Data extracts Block Start

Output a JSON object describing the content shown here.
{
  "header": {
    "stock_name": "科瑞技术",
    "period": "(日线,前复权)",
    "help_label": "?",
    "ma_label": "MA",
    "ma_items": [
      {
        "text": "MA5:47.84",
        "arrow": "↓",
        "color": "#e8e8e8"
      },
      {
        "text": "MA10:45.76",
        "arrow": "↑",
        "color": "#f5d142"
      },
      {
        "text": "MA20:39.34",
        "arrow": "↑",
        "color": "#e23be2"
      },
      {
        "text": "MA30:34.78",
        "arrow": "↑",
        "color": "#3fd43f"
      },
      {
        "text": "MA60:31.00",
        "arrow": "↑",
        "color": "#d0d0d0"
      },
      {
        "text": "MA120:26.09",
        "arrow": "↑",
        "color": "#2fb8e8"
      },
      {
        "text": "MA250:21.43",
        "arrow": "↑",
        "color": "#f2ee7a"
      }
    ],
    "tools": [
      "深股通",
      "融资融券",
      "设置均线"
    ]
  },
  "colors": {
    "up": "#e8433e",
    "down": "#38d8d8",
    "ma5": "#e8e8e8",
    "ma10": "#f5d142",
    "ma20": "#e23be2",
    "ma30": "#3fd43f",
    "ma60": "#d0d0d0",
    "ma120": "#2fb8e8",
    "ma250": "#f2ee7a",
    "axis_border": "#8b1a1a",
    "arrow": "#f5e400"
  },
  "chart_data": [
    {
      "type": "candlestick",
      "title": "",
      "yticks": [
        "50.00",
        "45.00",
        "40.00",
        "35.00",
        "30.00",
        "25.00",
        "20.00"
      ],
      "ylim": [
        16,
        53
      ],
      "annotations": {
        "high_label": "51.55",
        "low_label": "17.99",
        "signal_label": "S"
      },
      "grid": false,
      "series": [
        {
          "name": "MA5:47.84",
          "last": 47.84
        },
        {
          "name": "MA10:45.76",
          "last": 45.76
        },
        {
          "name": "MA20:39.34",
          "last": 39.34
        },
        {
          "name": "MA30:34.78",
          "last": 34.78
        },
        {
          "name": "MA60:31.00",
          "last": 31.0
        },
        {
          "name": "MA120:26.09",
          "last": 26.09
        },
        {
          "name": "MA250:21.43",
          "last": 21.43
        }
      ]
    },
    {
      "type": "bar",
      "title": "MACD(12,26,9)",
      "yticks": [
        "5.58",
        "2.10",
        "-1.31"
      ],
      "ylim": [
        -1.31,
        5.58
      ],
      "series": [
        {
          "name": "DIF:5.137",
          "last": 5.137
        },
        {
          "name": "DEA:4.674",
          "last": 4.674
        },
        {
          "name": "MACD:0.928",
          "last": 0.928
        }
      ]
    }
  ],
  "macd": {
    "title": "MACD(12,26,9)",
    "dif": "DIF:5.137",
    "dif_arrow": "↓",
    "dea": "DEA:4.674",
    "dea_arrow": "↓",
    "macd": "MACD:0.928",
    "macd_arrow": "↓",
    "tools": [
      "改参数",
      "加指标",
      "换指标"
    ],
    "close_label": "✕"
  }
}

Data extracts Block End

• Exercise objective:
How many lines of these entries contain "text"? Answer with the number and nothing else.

• Solution for this exercise:
7